In 2008, on the day Barack Obama would be elected president, three idealistic American civilians joined a U.S. Army patrol in a village in southern Afghanistan. One member of that Human Terrain System team, an intrepid anthropologist named Paula Loyd, had a seemingly ordinary conversation with a young Afghan man — who suddenly doused her with fuel and set her on fire.
That terrible attack and its aftermath are the subjects of The Tender Soldier, the first book by journalist Vanessa Gezari. She also details the creation and deployment of the Human Terrain System, an effort spearheaded by Gen. David Petraeus and others to incorporate social sciences into the military's mission — to understand and perhaps win the hearts and minds of the populace in countries where U.S. forces fight.
Formerly a reporter at the Tampa Bay Times, Gezari, 39, has also written for the New York Times, Chicago Tribune, Washington Post and other publications during a reporting career that has taken her to four continents and many war zones. She now lives in New York and holds the James Madison Visiting Professorship at the Columbia University Graduate School of Journalism. She will talk about The Tender Soldier at the Times Festival of Reading on Saturday.
Of all the many compelling stories you have covered, why did this one become the subject of a book?
I had wanted to do a piece of book-length journalism for a long time. It took me a lot of years to find a story that screamed out for that deeper treatment. I knew it had to be a story I could live with for several years, because it takes such a long time to write a book. I had to find a story that I was gripped by, but also perplexed by. I knew this was it by knowing how much I had to learn.
What made the attack on Paula Loyd remarkable?
In all the time I'd spent (in Afghanistan), I had never heard of a Taliban attack that looked like this. ... What drove me was the reporting in the last chapter. Who was this guy? I was going behind the veil to see what really happened rather than dismissing it as a terrorist attack.
Did you feel a personal bond with Loyd?
Absolutely. Paula Loyd had a really good understanding of the risks involved in what she was doing. But she never would have expected something like this. I realized both initially and as I was working on the book how easily I could have ended up in that situation. With a few adjustments, I've been doing what she was doing for years in Afghanistan — wearing civilian clothes, traveling with soldiers and doing interviews. I think we think of the space of the interview as a safe space; there's a sense of exchange and trust, even in war.
Why did the Human Terrain System, designed to use social sciences to help the military understand both the people they're fighting for and those they're fighting against, become such an important part of the book?
The mistake after the Vietnam War was that the military thought, never again will we fight that kind of war.
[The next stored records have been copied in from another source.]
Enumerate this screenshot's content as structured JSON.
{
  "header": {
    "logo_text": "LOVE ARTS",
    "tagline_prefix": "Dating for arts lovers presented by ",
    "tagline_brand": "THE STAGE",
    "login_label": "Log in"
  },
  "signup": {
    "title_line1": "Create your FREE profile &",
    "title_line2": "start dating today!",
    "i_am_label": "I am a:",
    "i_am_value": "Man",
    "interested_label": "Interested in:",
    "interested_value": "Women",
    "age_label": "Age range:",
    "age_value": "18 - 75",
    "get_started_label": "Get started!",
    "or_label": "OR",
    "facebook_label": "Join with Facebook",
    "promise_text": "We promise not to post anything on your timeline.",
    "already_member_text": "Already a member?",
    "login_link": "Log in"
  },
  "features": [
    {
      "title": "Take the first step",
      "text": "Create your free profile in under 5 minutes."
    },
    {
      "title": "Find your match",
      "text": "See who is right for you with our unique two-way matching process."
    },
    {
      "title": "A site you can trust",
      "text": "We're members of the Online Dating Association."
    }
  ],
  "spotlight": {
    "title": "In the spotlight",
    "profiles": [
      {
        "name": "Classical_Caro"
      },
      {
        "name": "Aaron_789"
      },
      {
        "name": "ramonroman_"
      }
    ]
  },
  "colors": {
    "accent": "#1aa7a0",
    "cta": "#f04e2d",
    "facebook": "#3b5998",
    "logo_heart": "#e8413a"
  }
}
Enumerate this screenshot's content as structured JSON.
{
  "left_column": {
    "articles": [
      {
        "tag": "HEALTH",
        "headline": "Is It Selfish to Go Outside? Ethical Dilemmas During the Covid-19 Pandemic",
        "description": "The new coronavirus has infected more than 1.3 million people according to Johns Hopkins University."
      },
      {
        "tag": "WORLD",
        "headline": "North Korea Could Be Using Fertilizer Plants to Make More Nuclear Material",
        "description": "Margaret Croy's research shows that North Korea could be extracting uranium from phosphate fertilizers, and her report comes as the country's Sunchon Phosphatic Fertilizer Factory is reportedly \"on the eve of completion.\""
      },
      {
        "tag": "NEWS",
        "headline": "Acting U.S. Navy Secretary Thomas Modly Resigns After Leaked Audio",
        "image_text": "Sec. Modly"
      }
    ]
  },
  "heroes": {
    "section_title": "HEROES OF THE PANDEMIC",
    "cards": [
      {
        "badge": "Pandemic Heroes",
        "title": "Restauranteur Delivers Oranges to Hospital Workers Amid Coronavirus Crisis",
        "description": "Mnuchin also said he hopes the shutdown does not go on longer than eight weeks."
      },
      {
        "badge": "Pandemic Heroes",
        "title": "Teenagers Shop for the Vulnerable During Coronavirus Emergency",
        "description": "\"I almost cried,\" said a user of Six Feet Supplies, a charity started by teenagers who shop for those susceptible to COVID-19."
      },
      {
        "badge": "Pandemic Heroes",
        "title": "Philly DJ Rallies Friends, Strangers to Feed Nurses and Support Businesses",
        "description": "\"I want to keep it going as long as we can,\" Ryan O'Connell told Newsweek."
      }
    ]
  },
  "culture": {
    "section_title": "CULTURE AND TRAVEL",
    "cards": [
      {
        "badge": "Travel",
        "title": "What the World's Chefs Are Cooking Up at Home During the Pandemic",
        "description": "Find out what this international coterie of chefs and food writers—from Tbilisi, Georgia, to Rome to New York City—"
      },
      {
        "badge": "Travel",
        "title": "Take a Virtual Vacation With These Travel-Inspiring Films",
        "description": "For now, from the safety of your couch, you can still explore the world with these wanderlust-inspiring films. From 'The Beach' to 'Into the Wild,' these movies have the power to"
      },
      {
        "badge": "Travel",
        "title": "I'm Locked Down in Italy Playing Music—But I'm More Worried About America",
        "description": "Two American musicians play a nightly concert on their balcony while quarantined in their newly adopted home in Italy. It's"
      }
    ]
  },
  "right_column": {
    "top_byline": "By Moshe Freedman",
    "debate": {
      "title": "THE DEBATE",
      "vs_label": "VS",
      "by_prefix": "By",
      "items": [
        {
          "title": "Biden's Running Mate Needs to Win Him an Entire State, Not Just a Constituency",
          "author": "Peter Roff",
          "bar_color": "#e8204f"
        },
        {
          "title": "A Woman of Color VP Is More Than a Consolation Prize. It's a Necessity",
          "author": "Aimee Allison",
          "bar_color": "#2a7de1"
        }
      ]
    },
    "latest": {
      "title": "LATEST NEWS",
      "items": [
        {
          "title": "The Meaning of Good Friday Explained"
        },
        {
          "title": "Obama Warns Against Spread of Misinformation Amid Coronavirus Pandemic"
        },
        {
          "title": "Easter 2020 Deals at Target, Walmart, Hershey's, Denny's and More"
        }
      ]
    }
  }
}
If we have satellites and cruise missiles, we won't have to. But the importance of language and culture don't go away. …
These wars are not going away, these smaller, more human wars, where we're not just shooting from a distance or from drones. We're down in the dirt, in these very political wars where you're actually getting to people face to face saying, this is why you shouldn't support these guys, this is why you should choose what we support.
America is being forced to confront its role in the world. Maybe we shouldn't go in and say, we'll solve your problem. But I don't think so. It's so deeply ingrained in what we are.
What was the most difficult part of reporting or writing The Tender Soldier?
The most difficult thing was the space between what I could see as the story and getting the book to say that, the structural challenge. I know that sounds kind of unglamorous compared to being in Afghanistan getting shot at, but I've been doing that for years. That's what I do.
Colette Bancroft can be reached at firstname.lastname@example.org or (727) 893-8435.